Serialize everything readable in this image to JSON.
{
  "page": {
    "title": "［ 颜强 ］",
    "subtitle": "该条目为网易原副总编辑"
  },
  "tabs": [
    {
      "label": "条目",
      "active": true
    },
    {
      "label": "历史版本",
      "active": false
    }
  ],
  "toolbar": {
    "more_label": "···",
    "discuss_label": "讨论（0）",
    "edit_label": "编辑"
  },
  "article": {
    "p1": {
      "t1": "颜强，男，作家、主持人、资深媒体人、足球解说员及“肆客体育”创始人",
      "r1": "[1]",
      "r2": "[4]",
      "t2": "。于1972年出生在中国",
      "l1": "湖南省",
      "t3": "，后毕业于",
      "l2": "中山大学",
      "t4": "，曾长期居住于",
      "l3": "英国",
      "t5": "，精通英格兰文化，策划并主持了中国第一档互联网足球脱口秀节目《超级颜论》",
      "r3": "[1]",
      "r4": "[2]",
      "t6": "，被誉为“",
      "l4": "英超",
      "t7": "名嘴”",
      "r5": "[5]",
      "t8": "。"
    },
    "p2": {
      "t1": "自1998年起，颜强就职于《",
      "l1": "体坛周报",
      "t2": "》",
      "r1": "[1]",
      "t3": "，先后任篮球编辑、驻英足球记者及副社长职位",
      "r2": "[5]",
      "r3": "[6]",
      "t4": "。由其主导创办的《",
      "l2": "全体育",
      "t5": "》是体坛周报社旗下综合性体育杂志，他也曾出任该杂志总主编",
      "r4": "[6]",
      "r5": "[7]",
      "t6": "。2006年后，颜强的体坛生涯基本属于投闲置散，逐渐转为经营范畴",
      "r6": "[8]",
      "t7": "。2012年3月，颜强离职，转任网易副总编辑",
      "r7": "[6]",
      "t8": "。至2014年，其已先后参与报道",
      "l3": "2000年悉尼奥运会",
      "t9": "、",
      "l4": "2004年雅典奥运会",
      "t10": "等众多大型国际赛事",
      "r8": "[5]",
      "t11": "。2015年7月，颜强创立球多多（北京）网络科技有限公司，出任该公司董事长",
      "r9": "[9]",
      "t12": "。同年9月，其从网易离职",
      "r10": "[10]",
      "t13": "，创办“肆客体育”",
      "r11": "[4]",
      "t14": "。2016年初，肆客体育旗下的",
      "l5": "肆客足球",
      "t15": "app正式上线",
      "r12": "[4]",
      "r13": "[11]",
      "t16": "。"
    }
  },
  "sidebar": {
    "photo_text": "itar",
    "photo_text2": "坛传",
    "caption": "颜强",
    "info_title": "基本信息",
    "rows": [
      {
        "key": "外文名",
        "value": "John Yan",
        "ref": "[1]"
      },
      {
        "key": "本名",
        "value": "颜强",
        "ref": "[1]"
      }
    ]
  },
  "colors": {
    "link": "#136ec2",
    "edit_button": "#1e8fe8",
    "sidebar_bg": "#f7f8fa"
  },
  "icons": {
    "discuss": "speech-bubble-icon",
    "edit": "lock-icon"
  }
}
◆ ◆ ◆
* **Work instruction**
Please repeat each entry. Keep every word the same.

* **Answer area**
Serialize everything readable in this image to JSON.
{
  "page": {
    "title": "［ 颜强 ］",
    "subtitle": "该条目为网易原副总编辑"
  },
  "tabs": [
    {
      "label": "条目",
      "active": true
    },
    {
      "label": "历史版本",
      "active": false
    }
  ],
  "toolbar": {
    "more_label": "···",
    "discuss_label": "讨论（0）",
    "edit_label": "编辑"
  },
  "article": {
    "p1": {
      "t1": "颜强，男，作家、主持人、资深媒体人、足球解说员及“肆客体育”创始人",
      "r1": "[1]",
      "r2": "[4]",
      "t2": "。于1972年出生在中国",
      "l1": "湖南省",
      "t3": "，后毕业于",
      "l2": "中山大学",
      "t4": "，曾长期居住于",
      "l3": "英国",
      "t5": "，精通英格兰文化，策划并主持了中国第一档互联网足球脱口秀节目《超级颜论》",
      "r3": "[1]",
      "r4": "[2]",
      "t6": "，被誉为“",
      "l4": "英超",
      "t7": "名嘴”",
      "r5": "[5]",
      "t8": "。"
    },
    "p2": {
      "t1": "自1998年起，颜强就职于《",
      "l1": "体坛周报",
      "t2": "》",
      "r1": "[1]",
      "t3": "，先后任篮球编辑、驻英足球记者及副社长职位",
      "r2": "[5]",
      "r3": "[6]",
      "t4": "。由其主导创办的《",
      "l2": "全体育",
      "t5": "》是体坛周报社旗下综合性体育杂志，他也曾出任该杂志总主编",
      "r4": "[6]",
      "r5": "[7]",
      "t6": "。2006年后，颜强的体坛生涯基本属于投闲置散，逐渐转为经营范畴",
      "r6": "[8]",
      "t7": "。2012年3月，颜强离职，转任网易副总编辑",
      "r7": "[6]",
      "t8": "。至2014年，其已先后参与报道",
      "l3": "2000年悉尼奥运会",
      "t9": "、",
      "l4": "2004年雅典奥运会",
      "t10": "等众多大型国际赛事",
      "r8": "[5]",
      "t11": "。2015年7月，颜强创立球多多（北京）网络科技有限公司，出任该公司董事长",
      "r9": "[9]",
      "t12": "。同年9月，其从网易离职",
      "r10": "[10]",
      "t13": "，创办“肆客体育”",
      "r11": "[4]",
      "t14": "。2016年初，肆客体育旗下的",
      "l5": "肆客足球",
      "t15": "app正式上线",
      "r12": "[4]",
      "r13": "[11]",
      "t16": "。"
    }
  },
  "sidebar": {
    "photo_text": "itar",
    "photo_text2": "坛传",
    "caption": "颜强",
    "info_title": "基本信息",
    "rows": [
      {
        "key": "外文名",
        "value": "John Yan",
        "ref": "[1]"
      },
      {
        "key": "本名",
        "value": "颜强",
        "ref": "[1]"
      }
    ]
  },
  "colors": {
    "link": "#136ec2",
    "edit_button": "#1e8fe8",
    "sidebar_bg": "#f7f8fa"
  },
  "icons": {
    "discuss": "speech-bubble-icon",
    "edit": "lock-icon"
  }
}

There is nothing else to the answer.